Bring enthusiasm to your work—Your thinking controls your attitude. Since you have total control of your thought process, you control your attitudes. Now I know some of you are saying, “Billy, I just can’t be enthusiastic about this boring job.” Let me challenge you to change your attitude and act enthusiastically, no matter how bad you feel. By acting enthusiastically, you will soon feel enthusiastic. By feeling enthusiastic, you will be enthusiastic. By being enthusiastic, you will begin to view your job differently. Don’t dismiss this idea without trying it first. A warning—this may change your life.
Look beyond the routine parts of your job—Exam your daily activities to see if you can come up with ways to make the activities more fun, exciting, and rewarding. Be creative. Think hard. You will surprise yourself with the number of possibilities that you surface with just a little creative thinking. Can you add more to what you do? What can you do that no one else is doing? What is needed that is not now being done? Can I do these activities? Answering these questions will open an endless array of opportunities to grow and build job satisfaction.
Become the expert in your field—Earl Nightingale first stimulated me to think about this possibility. He said that by studying our job for one hour a day while making permanent notes, in a five-year period we could become an expert in that discipline. Strong concentration in a specialty niche is a great way to build your expertise. Commit to this process and you open multiple opportunities for advancement on your job. You will also build enthusiasm for the subject matter because the more you learn about a subject, the higher your interest becomes. It’s a self-feeding process that can bring outstanding results to your career possibilities.

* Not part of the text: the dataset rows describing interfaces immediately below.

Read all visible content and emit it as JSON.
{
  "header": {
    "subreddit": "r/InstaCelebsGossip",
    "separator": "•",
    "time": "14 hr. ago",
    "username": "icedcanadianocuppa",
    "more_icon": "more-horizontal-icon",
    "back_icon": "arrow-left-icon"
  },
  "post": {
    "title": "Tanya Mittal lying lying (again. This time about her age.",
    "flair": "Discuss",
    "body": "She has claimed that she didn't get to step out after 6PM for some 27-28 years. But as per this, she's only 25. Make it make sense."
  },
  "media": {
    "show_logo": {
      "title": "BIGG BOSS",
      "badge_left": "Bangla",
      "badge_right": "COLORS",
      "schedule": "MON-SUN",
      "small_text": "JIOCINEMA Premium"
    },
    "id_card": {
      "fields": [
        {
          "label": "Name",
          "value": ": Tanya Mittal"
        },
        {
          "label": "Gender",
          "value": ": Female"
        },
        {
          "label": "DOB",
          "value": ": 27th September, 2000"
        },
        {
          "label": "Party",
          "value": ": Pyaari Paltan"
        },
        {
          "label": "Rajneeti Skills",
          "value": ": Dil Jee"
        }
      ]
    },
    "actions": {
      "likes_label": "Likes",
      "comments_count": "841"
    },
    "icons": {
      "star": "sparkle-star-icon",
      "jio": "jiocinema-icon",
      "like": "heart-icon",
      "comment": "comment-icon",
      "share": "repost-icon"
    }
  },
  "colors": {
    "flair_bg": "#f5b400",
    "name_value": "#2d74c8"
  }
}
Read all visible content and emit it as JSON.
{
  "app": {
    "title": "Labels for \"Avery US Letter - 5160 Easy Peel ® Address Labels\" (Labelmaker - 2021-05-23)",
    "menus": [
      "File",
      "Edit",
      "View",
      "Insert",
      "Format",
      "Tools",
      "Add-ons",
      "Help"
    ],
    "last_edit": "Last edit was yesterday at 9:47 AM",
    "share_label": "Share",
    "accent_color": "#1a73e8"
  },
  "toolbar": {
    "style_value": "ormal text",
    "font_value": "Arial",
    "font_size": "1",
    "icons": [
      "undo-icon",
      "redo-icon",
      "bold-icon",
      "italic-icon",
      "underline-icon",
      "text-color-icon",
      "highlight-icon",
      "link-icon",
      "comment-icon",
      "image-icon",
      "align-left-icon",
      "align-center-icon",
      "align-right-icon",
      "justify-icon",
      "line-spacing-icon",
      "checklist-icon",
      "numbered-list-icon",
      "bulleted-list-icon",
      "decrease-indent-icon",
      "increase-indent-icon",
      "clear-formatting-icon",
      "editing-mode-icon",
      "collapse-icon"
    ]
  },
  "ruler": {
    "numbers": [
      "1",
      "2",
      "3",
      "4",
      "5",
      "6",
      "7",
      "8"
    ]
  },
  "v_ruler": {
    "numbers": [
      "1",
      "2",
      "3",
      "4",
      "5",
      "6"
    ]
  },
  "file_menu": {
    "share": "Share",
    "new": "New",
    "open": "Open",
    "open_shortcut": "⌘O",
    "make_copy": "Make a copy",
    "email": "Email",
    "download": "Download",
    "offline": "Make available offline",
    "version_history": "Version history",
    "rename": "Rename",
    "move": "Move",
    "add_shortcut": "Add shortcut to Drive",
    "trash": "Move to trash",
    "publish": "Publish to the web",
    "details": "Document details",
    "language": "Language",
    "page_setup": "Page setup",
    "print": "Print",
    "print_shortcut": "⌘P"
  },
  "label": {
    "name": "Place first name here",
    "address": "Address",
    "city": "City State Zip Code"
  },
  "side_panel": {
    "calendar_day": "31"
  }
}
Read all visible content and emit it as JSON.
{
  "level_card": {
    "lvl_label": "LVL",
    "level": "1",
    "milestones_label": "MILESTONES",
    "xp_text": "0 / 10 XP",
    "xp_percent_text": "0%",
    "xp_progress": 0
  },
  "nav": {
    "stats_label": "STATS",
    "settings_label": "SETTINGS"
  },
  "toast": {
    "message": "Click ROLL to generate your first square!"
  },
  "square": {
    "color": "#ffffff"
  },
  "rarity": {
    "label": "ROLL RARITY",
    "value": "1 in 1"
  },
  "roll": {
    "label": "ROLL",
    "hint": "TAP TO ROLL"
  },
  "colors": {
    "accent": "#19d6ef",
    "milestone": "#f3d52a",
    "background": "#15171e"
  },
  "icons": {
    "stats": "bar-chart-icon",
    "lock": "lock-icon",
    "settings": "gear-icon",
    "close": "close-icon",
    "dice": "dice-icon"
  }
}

Always be professional—Acting professionally means you will always work at the highest standards. You cooperate with peers. You avail yourself to those who need your expertise. You do things right the first time. Professionals enjoy their work. Amateurs find excuses to be unprofessional and complain about how boring and unchallenging a job they have.
Avoid self-limitations—Our thinking can sometimes limit our possibilities. Don’t box yourself into a lesser posture because of your own self-limiting thoughts. We have far more abilities than we give ourselves credit for having and we seldom challenge ourselves to stretch beyond the routine. Working with pride, enthusiasm and a high degree of expertise automatically breaks the bondage of self-limitations. What limits are holding you back? What limitations are building dissatisfaction with your work?
Build a library of information—One needs to have resources available in times of need. Invest in books, tapes, and videos about your job. Attend seminars. Network with others in your field. Write personal notes and implement key ideas learned from these resources. All contribute to building your expertise and job satisfaction.
Look in your own pastures first—Cows are always trying to eat the grass on the other side of the fence. They, like us, often think that the grass is greener in the other pasture. We ignore the opportunities under our feet and tend to look in distant places for satisfaction. By implementing the ideas previously discussed, we make our own pastures green and reduce the need for looking over the fence.
B.C. Forbes said it best. He said, “Look upon your work as the lever by which you can rise in the world. To get the best and most out of life, put the best and most of yourself into it. Eventually, each of use gets the reward we merit.”